BEECHER | In his 12 years as Beecher's softball coach, Kevin Hayhurst has been named Times Illinois Coach of the Year after four seasons, including this one.
And what meaning does he take from snapping a tie with his former Thornwood boss, Gary Lagesse, atop the all-time list?
"It means I'm old," Hayhurst said.
At 57 next month, Hayhurst is, in truth, closer to the end of his career than the beginning. But after 29 years as a teacher at Thornwood, including 13 seasons and three state titles as an assistant under Lagesse, seven as the Thunderbirds' boys basketball coach and the last dozen commuting to his home town to coach softball, he says he'll keep coaching, "as long as it keeps being fun."
This Ladycats edition, then, must have added a few more years to his calendar.
"Yeah, it was fun," Hayhurst said. "I told the kids it was fun even during the tryouts, just being around the kids, because of how motivated they were. You don't have to be eyeballing them to know that they're working hard on their own."

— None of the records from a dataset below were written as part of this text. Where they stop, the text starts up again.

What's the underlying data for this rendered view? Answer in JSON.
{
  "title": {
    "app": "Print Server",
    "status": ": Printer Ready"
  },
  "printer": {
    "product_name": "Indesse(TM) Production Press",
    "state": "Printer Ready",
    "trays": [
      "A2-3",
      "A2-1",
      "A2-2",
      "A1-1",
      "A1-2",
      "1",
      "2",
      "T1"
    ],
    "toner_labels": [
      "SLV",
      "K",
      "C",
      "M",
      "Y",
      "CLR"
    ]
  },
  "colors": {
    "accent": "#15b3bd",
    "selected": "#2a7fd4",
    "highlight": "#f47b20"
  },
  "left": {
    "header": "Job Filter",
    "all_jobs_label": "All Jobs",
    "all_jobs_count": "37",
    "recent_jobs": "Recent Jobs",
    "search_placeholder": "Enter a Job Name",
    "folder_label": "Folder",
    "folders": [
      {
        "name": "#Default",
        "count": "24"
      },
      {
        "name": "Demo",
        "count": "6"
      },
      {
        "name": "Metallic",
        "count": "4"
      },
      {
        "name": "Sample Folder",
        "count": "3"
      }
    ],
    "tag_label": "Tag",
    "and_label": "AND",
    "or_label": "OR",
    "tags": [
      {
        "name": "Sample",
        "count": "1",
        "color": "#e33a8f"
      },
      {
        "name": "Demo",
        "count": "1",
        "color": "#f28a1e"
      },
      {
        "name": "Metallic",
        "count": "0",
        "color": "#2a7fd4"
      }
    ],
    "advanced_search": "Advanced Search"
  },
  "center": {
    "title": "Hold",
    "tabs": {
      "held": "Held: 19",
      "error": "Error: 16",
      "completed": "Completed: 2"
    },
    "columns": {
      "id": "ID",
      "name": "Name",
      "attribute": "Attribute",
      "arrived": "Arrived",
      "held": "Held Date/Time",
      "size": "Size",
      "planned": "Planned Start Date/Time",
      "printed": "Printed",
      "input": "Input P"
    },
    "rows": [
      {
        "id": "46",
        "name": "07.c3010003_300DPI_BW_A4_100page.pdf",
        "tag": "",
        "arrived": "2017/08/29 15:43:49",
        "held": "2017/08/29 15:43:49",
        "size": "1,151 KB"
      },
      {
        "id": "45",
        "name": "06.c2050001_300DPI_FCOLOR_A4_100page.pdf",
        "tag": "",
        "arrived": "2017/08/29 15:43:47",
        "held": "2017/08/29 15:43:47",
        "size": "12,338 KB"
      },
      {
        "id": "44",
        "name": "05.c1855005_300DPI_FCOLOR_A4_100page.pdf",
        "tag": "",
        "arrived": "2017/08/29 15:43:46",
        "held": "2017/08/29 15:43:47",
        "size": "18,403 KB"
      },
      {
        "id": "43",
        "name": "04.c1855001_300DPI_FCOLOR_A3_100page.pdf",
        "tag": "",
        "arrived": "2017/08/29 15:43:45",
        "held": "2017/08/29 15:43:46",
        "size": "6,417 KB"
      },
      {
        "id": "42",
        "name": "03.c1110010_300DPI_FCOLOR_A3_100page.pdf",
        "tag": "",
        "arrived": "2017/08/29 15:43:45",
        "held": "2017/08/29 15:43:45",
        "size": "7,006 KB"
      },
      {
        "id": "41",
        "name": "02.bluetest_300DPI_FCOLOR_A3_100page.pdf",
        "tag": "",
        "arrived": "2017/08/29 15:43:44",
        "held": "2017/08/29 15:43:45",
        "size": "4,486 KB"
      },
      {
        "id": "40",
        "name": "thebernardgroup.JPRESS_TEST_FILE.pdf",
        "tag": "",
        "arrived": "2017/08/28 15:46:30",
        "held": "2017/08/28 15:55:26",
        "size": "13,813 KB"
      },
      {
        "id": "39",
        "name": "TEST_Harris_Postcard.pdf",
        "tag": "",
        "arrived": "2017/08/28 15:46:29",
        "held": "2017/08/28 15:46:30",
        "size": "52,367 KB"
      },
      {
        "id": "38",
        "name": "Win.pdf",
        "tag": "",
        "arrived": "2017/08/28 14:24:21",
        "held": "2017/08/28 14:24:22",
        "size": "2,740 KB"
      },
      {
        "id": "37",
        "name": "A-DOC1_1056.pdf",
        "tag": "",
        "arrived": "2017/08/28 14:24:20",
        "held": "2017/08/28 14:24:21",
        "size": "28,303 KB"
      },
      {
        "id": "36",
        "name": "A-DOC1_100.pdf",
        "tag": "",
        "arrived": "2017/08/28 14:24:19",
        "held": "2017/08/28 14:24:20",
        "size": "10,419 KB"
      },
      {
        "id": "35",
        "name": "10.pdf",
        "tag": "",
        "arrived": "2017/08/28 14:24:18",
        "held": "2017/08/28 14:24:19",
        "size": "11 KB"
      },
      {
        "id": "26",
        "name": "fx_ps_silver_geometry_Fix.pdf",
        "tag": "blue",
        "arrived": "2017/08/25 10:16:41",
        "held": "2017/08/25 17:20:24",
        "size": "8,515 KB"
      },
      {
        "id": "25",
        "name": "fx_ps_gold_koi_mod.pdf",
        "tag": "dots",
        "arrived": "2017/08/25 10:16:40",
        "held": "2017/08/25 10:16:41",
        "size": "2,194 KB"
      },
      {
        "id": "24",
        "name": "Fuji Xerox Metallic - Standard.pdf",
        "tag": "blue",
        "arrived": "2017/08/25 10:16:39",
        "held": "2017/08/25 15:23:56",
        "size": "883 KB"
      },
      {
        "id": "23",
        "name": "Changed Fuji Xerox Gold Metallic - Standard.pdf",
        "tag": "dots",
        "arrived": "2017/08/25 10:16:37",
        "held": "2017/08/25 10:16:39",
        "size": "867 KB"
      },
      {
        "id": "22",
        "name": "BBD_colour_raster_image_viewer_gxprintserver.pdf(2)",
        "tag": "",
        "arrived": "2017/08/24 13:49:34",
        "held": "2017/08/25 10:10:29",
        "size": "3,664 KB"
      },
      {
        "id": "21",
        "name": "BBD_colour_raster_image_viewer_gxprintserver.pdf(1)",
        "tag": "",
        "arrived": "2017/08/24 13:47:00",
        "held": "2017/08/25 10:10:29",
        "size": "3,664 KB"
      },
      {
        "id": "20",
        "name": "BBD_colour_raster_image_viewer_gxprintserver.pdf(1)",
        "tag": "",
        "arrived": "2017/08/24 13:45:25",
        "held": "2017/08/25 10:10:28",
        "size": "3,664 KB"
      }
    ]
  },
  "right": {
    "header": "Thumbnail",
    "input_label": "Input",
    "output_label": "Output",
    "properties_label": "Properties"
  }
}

Hayhurst likes hard workers, and he makes sure they get plenty of hard work. Though the Ladycats have lost just two River Valley Conference games in 12 seasons, they load up their nonconference schedule with bigger and/or playoff-pedigreed schools.
This year's squad finished 33-9, four of those losses coming to teams who won state trophies, four more to teams that eventually won Class 3A or 4A regionals and one to an Indiana Class 3A state quarterfinalist. Oh, and the Ladycats managed to beat eventual Class 4A runner-up Sandburg along the way.
"We try to build our schedule up and make sure we have a base of facing good, quality hitters as well as pitchers so we're able to reach that level when the time comes," Hayhurst said. "In the IHSA championships, everybody makes the state tournament regardless of your record. So record, to me, doesn't mean anything. Going into regional, it's the quality of competition that you've played."
Regardless of whether records mean anything, that Beecher, with just three seniors and two juniors on the roster, sat at 3-4 a week into the season meant Hayhurst had some work to do.
"We kept things in perspective at that particular time," he said. "We were playing teams like Moline, that challenges for a 4A championship year in and year out, Sterling and Marengo — Sterling got third place in 3A. We said, 'Let's see how we do here. It's the first couple weeks of the season, just coming out of the gym.'"
Hayhurst's biggest challenge, he said, was blending his freshmen with older players. His biggest surprise?
"The amount of hard balls that we squared up," he said. "I could not believe, day in and day out, how many line drives and how hard the ball was being hit, and how many actual home runs we ended up having for the season."
Taylor Johnson, a freshman, set the school record with 18 homers. Sarah Crews, a senior pitcher, had 10. As a team, Beecher hit .421 with 34 homers.
"To be an effective team, you have to have contributions from one through nine," Hayhurst said.. "We were getting contributions one through 12, one through 13. We were a very deep team as the season went along. I could plug in different kids in different spots and that's what made us a real good softball team."
Surely, the coach had something to do with it.
"You coach the same. You put the same amount of time in, you work the best you can to try to get all the potential you can out of every player, one through 18," Hayhurst said. "This particular year, these kids stay after, they come early. The freshmen, in eighth grade they won third in state in IESA. They have some kind of presence. They expect to win.
"Sometimes these kids make you look good as a coach. Send up a pinch-hitter, they come through with a hit. People say you did a good job there. Those kids in the dugout were real good."
"I had a lot of kids sitting here that may have thought they should have been starting," Hayhurst said. "But they just quietly went out and did their jobs and never let a peep out about anything negative. That's what's great about a team. They accepted their roles. That's a key to any team's success."